──────── Data for this task ────────

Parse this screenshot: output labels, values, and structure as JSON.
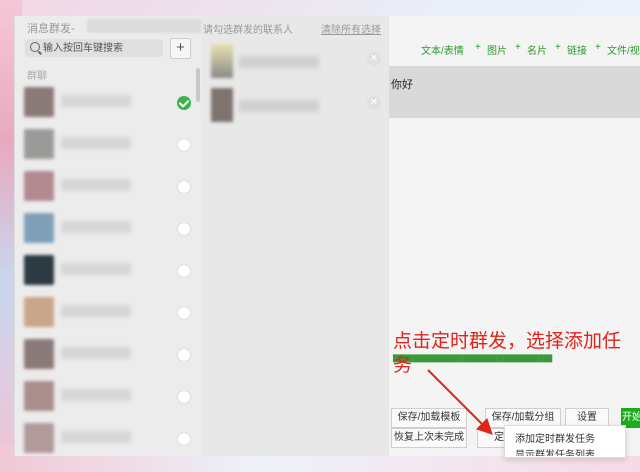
{
  "window": {
    "title": "消息群发-"
  },
  "search": {
    "placeholder": "输入按回车键搜索"
  },
  "left": {
    "add_label": "+",
    "section_label": "群聊",
    "contacts": [
      {
        "checked": true,
        "avatar_color": "#8a7b78"
      },
      {
        "checked": false,
        "avatar_color": "#9a9a98"
      },
      {
        "checked": false,
        "avatar_color": "#b48a92"
      },
      {
        "checked": false,
        "avatar_color": "#7fa0b8"
      },
      {
        "checked": false,
        "avatar_color": "#2c3a44"
      },
      {
        "checked": false,
        "avatar_color": "#c9a68a"
      },
      {
        "checked": false,
        "avatar_color": "#8c7a7a"
      },
      {
        "checked": false,
        "avatar_color": "#a98e8c"
      },
      {
        "checked": false,
        "avatar_color": "#b09a9a"
      }
    ]
  },
  "middle": {
    "header": "请勾选群发的联系人",
    "clear_link": "清除所有选择"
  },
  "toolbar": {
    "text": "文本/表情",
    "image": "图片",
    "card": "名片",
    "link": "链接",
    "file": "文件/视"
  },
  "message": {
    "text": "你好"
  },
  "annotation": {
    "text": "点击定时群发，选择添加任务"
  },
  "buttons": {
    "save_template": "保存/加载模板",
    "save_group": "保存/加载分组",
    "settings": "设置",
    "start": "开始",
    "restore": "恢复上次未完成",
    "scheduled": "定时群发"
  },
  "dropdown": {
    "item1": "添加定时群发任务",
    "item2": "显示群发任务列表"
  },
  "colors": {
    "accent_green": "#1aad19",
    "annotation_red": "#e0241a"
  }
}
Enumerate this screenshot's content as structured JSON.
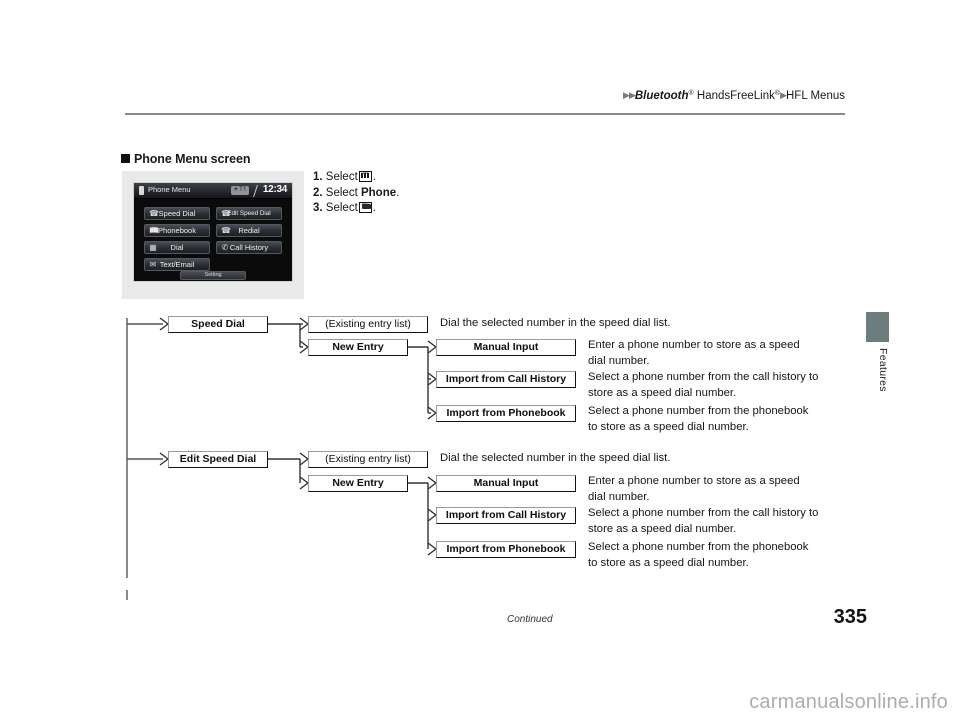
{
  "header": {
    "breadcrumb_part1": "Bluetooth",
    "breadcrumb_reg1": "®",
    "breadcrumb_part2": " HandsFreeLink",
    "breadcrumb_reg2": "®",
    "breadcrumb_part3": "HFL Menus"
  },
  "section": {
    "heading": "Phone Menu screen"
  },
  "nav_screen": {
    "title": "Phone Menu",
    "signal_label": "☀T⸮",
    "clock": "12:34",
    "buttons": [
      {
        "label": "Speed Dial",
        "icon": "phone-speeddial-icon"
      },
      {
        "label": "Edit Speed Dial",
        "icon": "phone-editspeeddial-icon"
      },
      {
        "label": "Phonebook",
        "icon": "phonebook-icon"
      },
      {
        "label": "Redial",
        "icon": "phone-redial-icon"
      },
      {
        "label": "Dial",
        "icon": "keypad-icon"
      },
      {
        "label": "Call History",
        "icon": "call-history-icon"
      },
      {
        "label": "Text/Email",
        "icon": "envelope-icon"
      }
    ],
    "setting_label": "Setting"
  },
  "steps": [
    {
      "num": "1.",
      "verb": "Select",
      "icon": "home-menu-icon",
      "trailing": "."
    },
    {
      "num": "2.",
      "verb": "Select",
      "bold_word": "Phone",
      "trailing": "."
    },
    {
      "num": "3.",
      "verb": "Select",
      "icon": "menu-icon",
      "trailing": "."
    }
  ],
  "flow": {
    "branches": [
      {
        "root": "Speed Dial",
        "items": [
          {
            "label": "(Existing entry list)",
            "bold": false,
            "desc": "Dial the selected number in the speed dial list."
          },
          {
            "label": "New Entry",
            "bold": true,
            "children": [
              {
                "label": "Manual Input",
                "desc": "Enter a phone number to store as a speed\ndial number."
              },
              {
                "label": "Import from Call History",
                "desc": "Select a phone number from the call history to\nstore as a speed dial number."
              },
              {
                "label": "Import from Phonebook",
                "desc": "Select a phone number from the phonebook\nto store as a speed dial number."
              }
            ]
          }
        ]
      },
      {
        "root": "Edit Speed Dial",
        "items": [
          {
            "label": "(Existing entry list)",
            "bold": false,
            "desc": "Dial the selected number in the speed dial list."
          },
          {
            "label": "New Entry",
            "bold": true,
            "children": [
              {
                "label": "Manual Input",
                "desc": "Enter a phone number to store as a speed\ndial number."
              },
              {
                "label": "Import from Call History",
                "desc": "Select a phone number from the call history to\nstore as a speed dial number."
              },
              {
                "label": "Import from Phonebook",
                "desc": "Select a phone number from the phonebook\nto store as a speed dial number."
              }
            ]
          }
        ]
      }
    ]
  },
  "side_tab": {
    "label": "Features",
    "color": "#6b7d7d"
  },
  "footer": {
    "continued": "Continued",
    "page_number": "335"
  },
  "watermark": "carmanualsonline.info"
}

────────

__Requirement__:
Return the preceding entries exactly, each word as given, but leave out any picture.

__Exercise response__:
Parse this screenshot: output labels, values, and structure as JSON.
{
  "window": {
    "title": "消息群发-"
  },
  "search": {
    "placeholder": "输入按回车键搜索"
  },
  "left": {
    "add_label": "+",
    "section_label": "群聊",
    "contacts": [
      {
        "checked": true,
        "avatar_color": "#8a7b78"
      },
      {
        "checked": false,
        "avatar_color": "#9a9a98"
      },
      {
        "checked": false,
        "avatar_color": "#b48a92"
      },
      {
        "checked": false,
        "avatar_color": "#7fa0b8"
      },
      {
        "checked": false,
        "avatar_color": "#2c3a44"
      },
      {
        "checked": false,
        "avatar_color": "#c9a68a"
      },
      {
        "checked": false,
        "avatar_color": "#8c7a7a"
      },
      {
        "checked": false,
        "avatar_color": "#a98e8c"
      },
      {
        "checked": false,
        "avatar_color": "#b09a9a"
      }
    ]
  },
  "middle": {
    "header": "请勾选群发的联系人",
    "clear_link": "清除所有选择"
  },
  "toolbar": {
    "text": "文本/表情",
    "image": "图片",
    "card": "名片",
    "link": "链接",
    "file": "文件/视"
  },
  "message": {
    "text": "你好"
  },
  "annotation": {
    "text": "点击定时群发，选择添加任务"
  },
  "buttons": {
    "save_template": "保存/加载模板",
    "save_group": "保存/加载分组",
    "settings": "设置",
    "start": "开始",
    "restore": "恢复上次未完成",
    "scheduled": "定时群发"
  },
  "dropdown": {
    "item1": "添加定时群发任务",
    "item2": "显示群发任务列表"
  },
  "colors": {
    "accent_green": "#1aad19",
    "annotation_red": "#e0241a"
  }
}
Enumerate this screenshot's content as structured JSON.
{
  "header": {
    "breadcrumb_part1": "Bluetooth",
    "breadcrumb_reg1": "®",
    "breadcrumb_part2": " HandsFreeLink",
    "breadcrumb_reg2": "®",
    "breadcrumb_part3": "HFL Menus"
  },
  "section": {
    "heading": "Phone Menu screen"
  },
  "nav_screen": {
    "title": "Phone Menu",
    "signal_label": "☀T⸮",
    "clock": "12:34",
    "buttons": [
      {
        "label": "Speed Dial",
        "icon": "phone-speeddial-icon"
      },
      {
        "label": "Edit Speed Dial",
        "icon": "phone-editspeeddial-icon"
      },
      {
        "label": "Phonebook",
        "icon": "phonebook-icon"
      },
      {
        "label": "Redial",
        "icon": "phone-redial-icon"
      },
      {
        "label": "Dial",
        "icon": "keypad-icon"
      },
      {
        "label": "Call History",
        "icon": "call-history-icon"
      },
      {
        "label": "Text/Email",
        "icon": "envelope-icon"
      }
    ],
    "setting_label": "Setting"
  },
  "steps": [
    {
      "num": "1.",
      "verb": "Select",
      "icon": "home-menu-icon",
      "trailing": "."
    },
    {
      "num": "2.",
      "verb": "Select",
      "bold_word": "Phone",
      "trailing": "."
    },
    {
      "num": "3.",
      "verb": "Select",
      "icon": "menu-icon",
      "trailing": "."
    }
  ],
  "flow": {
    "branches": [
      {
        "root": "Speed Dial",
        "items": [
          {
            "label": "(Existing entry list)",
            "bold": false,
            "desc": "Dial the selected number in the speed dial list."
          },
          {
            "label": "New Entry",
            "bold": true,
            "children": [
              {
                "label": "Manual Input",
                "desc": "Enter a phone number to store as a speed\ndial number."
              },
              {
                "label": "Import from Call History",
                "desc": "Select a phone number from the call history to\nstore as a speed dial number."
              },
              {
                "label": "Import from Phonebook",
                "desc": "Select a phone number from the phonebook\nto store as a speed dial number."
              }
            ]
          }
        ]
      },
      {
        "root": "Edit Speed Dial",
        "items": [
          {
            "label": "(Existing entry list)",
            "bold": false,
            "desc": "Dial the selected number in the speed dial list."
          },
          {
            "label": "New Entry",
            "bold": true,
            "children": [
              {
                "label": "Manual Input",
                "desc": "Enter a phone number to store as a speed\ndial number."
              },
              {
                "label": "Import from Call History",
                "desc": "Select a phone number from the call history to\nstore as a speed dial number."
              },
              {
                "label": "Import from Phonebook",
                "desc": "Select a phone number from the phonebook\nto store as a speed dial number."
              }
            ]
          }
        ]
      }
    ]
  },
  "side_tab": {
    "label": "Features",
    "color": "#6b7d7d"
  },
  "footer": {
    "continued": "Continued",
    "page_number": "335"
  },
  "watermark": "carmanualsonline.info"
}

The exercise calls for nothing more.